After Martin Luther King, Jr’s assassination in 1968, Petey goes on the air all night as Washington burns and his soothing voice acts to calm the ensuing mob violence. This pleases all the whites at the station and the city leaders. The ambitious Dewey now becomes Petey’s manager and gets him nightclub bookings and his own local TV show, and arranges his big crossover to a white audience by getting him a valued guest spot on Johnny Carson’s “The Tonight Show.” But Petey walks off while on the air, insultingly telling the white audience he doesn’t feel comfortable performing for them. This leads to a rift between the two, as they each go their separate ways. Dewey becomes a radio DJ on the same station and makes a big splash, meanwhile Petey retreats to a boozy life with his loyal busty Afro wearing trampy lady friend Vernell (Taraji P. Henson) and thereby throws away a chance to become rich and famous.

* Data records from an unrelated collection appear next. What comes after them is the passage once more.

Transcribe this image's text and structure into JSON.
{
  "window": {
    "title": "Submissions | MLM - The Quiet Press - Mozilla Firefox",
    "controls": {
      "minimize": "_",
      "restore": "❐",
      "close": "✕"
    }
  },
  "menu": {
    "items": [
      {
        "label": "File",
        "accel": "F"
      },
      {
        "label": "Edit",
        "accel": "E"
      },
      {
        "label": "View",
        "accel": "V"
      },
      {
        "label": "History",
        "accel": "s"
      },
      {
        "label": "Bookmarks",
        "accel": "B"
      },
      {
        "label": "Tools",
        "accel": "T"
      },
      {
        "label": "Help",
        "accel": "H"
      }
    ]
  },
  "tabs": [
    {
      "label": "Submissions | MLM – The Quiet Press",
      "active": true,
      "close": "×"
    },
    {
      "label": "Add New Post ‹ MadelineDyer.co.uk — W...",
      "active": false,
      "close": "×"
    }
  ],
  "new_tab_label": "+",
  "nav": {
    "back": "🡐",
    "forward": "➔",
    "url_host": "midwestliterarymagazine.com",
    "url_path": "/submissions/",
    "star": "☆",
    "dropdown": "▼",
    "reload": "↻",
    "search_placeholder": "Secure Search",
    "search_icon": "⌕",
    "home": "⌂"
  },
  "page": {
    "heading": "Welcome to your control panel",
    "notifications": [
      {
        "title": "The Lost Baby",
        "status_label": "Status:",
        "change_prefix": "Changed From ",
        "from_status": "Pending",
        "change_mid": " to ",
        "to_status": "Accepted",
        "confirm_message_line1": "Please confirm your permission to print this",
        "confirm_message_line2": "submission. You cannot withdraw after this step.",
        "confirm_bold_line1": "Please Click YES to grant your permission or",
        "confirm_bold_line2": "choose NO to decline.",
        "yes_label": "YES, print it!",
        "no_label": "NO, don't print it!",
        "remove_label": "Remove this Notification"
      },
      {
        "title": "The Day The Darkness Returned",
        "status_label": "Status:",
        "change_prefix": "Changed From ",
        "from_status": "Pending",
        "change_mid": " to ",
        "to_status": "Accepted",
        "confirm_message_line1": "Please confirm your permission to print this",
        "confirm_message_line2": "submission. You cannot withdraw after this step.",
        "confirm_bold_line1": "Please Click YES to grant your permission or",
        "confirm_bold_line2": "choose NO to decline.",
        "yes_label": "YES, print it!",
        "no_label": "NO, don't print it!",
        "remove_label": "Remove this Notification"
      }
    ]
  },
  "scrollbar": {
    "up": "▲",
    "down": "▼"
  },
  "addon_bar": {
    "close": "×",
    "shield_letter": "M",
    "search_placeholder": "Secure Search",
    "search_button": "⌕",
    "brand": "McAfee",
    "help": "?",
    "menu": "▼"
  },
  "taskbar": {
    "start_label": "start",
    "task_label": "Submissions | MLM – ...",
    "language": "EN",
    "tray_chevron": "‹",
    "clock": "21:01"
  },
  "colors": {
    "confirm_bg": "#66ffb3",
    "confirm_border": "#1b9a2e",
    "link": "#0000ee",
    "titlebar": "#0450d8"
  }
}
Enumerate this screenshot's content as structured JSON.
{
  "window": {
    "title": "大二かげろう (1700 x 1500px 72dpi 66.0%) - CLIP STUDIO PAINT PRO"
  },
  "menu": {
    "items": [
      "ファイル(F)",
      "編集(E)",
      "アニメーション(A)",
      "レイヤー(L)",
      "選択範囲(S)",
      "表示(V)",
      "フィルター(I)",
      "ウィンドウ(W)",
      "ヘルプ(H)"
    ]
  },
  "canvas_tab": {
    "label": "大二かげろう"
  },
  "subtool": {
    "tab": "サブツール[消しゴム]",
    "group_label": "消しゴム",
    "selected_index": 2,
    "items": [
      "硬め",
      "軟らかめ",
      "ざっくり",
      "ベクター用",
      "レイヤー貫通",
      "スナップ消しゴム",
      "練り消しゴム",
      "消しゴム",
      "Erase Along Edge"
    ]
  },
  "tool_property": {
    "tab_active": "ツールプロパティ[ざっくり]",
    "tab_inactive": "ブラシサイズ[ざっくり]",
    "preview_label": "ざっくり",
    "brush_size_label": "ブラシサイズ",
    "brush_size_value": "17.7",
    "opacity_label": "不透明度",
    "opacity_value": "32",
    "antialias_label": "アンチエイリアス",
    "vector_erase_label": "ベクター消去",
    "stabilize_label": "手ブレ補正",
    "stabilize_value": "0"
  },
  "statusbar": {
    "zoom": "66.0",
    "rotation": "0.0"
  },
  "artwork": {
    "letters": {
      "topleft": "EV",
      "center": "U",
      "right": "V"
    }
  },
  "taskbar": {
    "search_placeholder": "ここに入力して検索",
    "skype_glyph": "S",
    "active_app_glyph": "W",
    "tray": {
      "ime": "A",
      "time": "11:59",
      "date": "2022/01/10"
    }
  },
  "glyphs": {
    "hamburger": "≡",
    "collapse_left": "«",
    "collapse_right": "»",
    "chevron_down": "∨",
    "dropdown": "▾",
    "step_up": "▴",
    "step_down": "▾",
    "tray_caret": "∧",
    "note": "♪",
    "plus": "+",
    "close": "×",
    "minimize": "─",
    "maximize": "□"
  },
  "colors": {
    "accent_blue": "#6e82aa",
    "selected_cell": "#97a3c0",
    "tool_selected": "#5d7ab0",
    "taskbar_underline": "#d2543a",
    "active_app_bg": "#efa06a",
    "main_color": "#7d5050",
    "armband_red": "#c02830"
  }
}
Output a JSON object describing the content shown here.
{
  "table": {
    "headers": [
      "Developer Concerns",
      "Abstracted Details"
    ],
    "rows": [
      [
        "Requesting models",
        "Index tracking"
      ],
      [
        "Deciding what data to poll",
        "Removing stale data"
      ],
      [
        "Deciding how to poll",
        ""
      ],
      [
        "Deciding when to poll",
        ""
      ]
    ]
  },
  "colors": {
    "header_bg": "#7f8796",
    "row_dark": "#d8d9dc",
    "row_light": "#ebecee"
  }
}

He would die in 1984 at the age of 53 of liver cancer, and an estimated 10,000 to 20,000 mourners lined up outside Washington’s Union Wesley AME Zion Church to pay their last respects.

There’s absolutely no doubt that of the buddies, the filmmaker celebrates Petey more for not selling out to whitey and remaining frank and proud of his racial identity; Lemmons also admires Dewey for his success, but just does not show him as much love because he had to do it by playing whitey’s game and not always being himself. Not knowing all of the true story I still found many reasons to suspect that this film was far from “keepin’ it real,” an aim it was tied to, since I know Petey never made a disastrous appearance on The Johnny Carson Show and was hardly the only black voice to plead for nonviolence after the assassination of Dr. Martin Luther King. The film’s characters were not that likable or interesting (the character played by Ejiofor is a dullard that engenders no great sympathy) that it can overcome overlooking all the liberties taken with Petey’s real messy life and his unbridled egotism and his manipulative behavior he shares with all shock jocks whether they are white, black or green. I don’t call Petey’s innovative crass funky style he brought to the radio as progress; to me he’s just another self-promoter out there hustling to the gullible public, and this self-congratulatory biopic needs to take another long look at itself before laying on us such jive as if it’s “word.”


Dennis Schwartz: “Ozus’ World Movie Reviews”